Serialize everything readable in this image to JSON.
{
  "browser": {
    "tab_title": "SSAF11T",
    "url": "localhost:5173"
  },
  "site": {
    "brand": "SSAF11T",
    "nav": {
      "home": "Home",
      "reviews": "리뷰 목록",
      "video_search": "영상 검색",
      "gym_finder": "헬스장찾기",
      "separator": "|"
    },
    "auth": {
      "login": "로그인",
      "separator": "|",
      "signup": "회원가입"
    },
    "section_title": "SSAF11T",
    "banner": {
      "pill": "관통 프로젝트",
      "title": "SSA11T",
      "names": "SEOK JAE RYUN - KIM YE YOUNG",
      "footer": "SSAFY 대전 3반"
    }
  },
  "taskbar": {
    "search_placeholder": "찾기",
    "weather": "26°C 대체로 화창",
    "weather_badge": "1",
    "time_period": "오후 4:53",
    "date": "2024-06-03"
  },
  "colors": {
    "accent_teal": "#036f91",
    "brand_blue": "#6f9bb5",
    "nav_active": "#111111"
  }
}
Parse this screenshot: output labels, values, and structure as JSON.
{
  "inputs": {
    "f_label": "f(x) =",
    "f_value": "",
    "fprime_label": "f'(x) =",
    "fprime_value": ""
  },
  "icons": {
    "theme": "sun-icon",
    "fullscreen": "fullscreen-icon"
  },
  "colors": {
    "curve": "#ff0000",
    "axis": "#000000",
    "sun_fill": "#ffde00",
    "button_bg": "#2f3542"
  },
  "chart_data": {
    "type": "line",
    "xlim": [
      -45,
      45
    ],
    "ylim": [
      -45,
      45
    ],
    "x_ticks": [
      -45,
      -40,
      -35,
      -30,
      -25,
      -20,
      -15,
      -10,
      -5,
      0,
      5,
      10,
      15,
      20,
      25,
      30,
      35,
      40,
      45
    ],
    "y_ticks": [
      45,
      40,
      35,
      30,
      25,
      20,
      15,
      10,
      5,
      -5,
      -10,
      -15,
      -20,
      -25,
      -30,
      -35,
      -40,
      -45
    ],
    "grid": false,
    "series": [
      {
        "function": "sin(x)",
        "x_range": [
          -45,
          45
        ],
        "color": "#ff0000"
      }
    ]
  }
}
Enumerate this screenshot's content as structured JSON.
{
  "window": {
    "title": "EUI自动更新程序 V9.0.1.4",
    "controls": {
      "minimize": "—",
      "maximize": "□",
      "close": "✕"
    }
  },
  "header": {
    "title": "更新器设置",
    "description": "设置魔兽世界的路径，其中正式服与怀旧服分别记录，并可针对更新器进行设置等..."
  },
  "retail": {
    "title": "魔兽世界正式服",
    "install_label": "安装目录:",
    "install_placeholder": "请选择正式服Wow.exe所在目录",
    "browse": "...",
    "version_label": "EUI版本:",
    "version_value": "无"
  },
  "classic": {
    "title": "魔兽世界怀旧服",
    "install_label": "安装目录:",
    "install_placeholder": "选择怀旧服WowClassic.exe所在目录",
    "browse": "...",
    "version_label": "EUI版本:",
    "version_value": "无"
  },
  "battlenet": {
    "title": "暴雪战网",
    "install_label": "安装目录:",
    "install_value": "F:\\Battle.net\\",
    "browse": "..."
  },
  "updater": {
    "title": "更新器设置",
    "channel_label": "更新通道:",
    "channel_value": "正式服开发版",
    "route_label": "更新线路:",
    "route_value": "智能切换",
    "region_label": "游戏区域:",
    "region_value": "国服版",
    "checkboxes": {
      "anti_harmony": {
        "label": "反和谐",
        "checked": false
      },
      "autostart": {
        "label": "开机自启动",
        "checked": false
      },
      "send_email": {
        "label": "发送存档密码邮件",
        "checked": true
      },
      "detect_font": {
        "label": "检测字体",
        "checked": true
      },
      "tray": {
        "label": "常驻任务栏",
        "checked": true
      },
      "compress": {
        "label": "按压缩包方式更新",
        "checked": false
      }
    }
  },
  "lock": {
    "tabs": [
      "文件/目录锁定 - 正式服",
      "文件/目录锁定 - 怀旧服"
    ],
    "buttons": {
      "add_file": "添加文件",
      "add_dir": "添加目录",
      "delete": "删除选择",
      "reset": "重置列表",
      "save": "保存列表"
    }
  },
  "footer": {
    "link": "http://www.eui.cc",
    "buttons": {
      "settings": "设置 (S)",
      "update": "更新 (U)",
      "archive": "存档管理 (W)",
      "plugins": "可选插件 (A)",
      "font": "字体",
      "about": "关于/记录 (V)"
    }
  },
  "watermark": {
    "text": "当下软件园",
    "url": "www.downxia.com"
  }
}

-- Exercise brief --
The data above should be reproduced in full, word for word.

-- Result --
Serialize everything readable in this image to JSON.
{
  "browser": {
    "tab_title": "SSAF11T",
    "url": "localhost:5173"
  },
  "site": {
    "brand": "SSAF11T",
    "nav": {
      "home": "Home",
      "reviews": "리뷰 목록",
      "video_search": "영상 검색",
      "gym_finder": "헬스장찾기",
      "separator": "|"
    },
    "auth": {
      "login": "로그인",
      "separator": "|",
      "signup": "회원가입"
    },
    "section_title": "SSAF11T",
    "banner": {
      "pill": "관통 프로젝트",
      "title": "SSA11T",
      "names": "SEOK JAE RYUN - KIM YE YOUNG",
      "footer": "SSAFY 대전 3반"
    }
  },
  "taskbar": {
    "search_placeholder": "찾기",
    "weather": "26°C 대체로 화창",
    "weather_badge": "1",
    "time_period": "오후 4:53",
    "date": "2024-06-03"
  },
  "colors": {
    "accent_teal": "#036f91",
    "brand_blue": "#6f9bb5",
    "nav_active": "#111111"
  }
}
Parse this screenshot: output labels, values, and structure as JSON.
{
  "inputs": {
    "f_label": "f(x) =",
    "f_value": "",
    "fprime_label": "f'(x) =",
    "fprime_value": ""
  },
  "icons": {
    "theme": "sun-icon",
    "fullscreen": "fullscreen-icon"
  },
  "colors": {
    "curve": "#ff0000",
    "axis": "#000000",
    "sun_fill": "#ffde00",
    "button_bg": "#2f3542"
  },
  "chart_data": {
    "type": "line",
    "xlim": [
      -45,
      45
    ],
    "ylim": [
      -45,
      45
    ],
    "x_ticks": [
      -45,
      -40,
      -35,
      -30,
      -25,
      -20,
      -15,
      -10,
      -5,
      0,
      5,
      10,
      15,
      20,
      25,
      30,
      35,
      40,
      45
    ],
    "y_ticks": [
      45,
      40,
      35,
      30,
      25,
      20,
      15,
      10,
      5,
      -5,
      -10,
      -15,
      -20,
      -25,
      -30,
      -35,
      -40,
      -45
    ],
    "grid": false,
    "series": [
      {
        "function": "sin(x)",
        "x_range": [
          -45,
          45
        ],
        "color": "#ff0000"
      }
    ]
  }
}
Enumerate this screenshot's content as structured JSON.
{
  "window": {
    "title": "EUI自动更新程序 V9.0.1.4",
    "controls": {
      "minimize": "—",
      "maximize": "□",
      "close": "✕"
    }
  },
  "header": {
    "title": "更新器设置",
    "description": "设置魔兽世界的路径，其中正式服与怀旧服分别记录，并可针对更新器进行设置等..."
  },
  "retail": {
    "title": "魔兽世界正式服",
    "install_label": "安装目录:",
    "install_placeholder": "请选择正式服Wow.exe所在目录",
    "browse": "...",
    "version_label": "EUI版本:",
    "version_value": "无"
  },
  "classic": {
    "title": "魔兽世界怀旧服",
    "install_label": "安装目录:",
    "install_placeholder": "选择怀旧服WowClassic.exe所在目录",
    "browse": "...",
    "version_label": "EUI版本:",
    "version_value": "无"
  },
  "battlenet": {
    "title": "暴雪战网",
    "install_label": "安装目录:",
    "install_value": "F:\\Battle.net\\",
    "browse": "..."
  },
  "updater": {
    "title": "更新器设置",
    "channel_label": "更新通道:",
    "channel_value": "正式服开发版",
    "route_label": "更新线路:",
    "route_value": "智能切换",
    "region_label": "游戏区域:",
    "region_value": "国服版",
    "checkboxes": {
      "anti_harmony": {
        "label": "反和谐",
        "checked": false
      },
      "autostart": {
        "label": "开机自启动",
        "checked": false
      },
      "send_email": {
        "label": "发送存档密码邮件",
        "checked": true
      },
      "detect_font": {
        "label": "检测字体",
        "checked": true
      },
      "tray": {
        "label": "常驻任务栏",
        "checked": true
      },
      "compress": {
        "label": "按压缩包方式更新",
        "checked": false
      }
    }
  },
  "lock": {
    "tabs": [
      "文件/目录锁定 - 正式服",
      "文件/目录锁定 - 怀旧服"
    ],
    "buttons": {
      "add_file": "添加文件",
      "add_dir": "添加目录",
      "delete": "删除选择",
      "reset": "重置列表",
      "save": "保存列表"
    }
  },
  "footer": {
    "link": "http://www.eui.cc",
    "buttons": {
      "settings": "设置 (S)",
      "update": "更新 (U)",
      "archive": "存档管理 (W)",
      "plugins": "可选插件 (A)",
      "font": "字体",
      "about": "关于/记录 (V)"
    }
  },
  "watermark": {
    "text": "当下软件园",
    "url": "www.downxia.com"
  }
}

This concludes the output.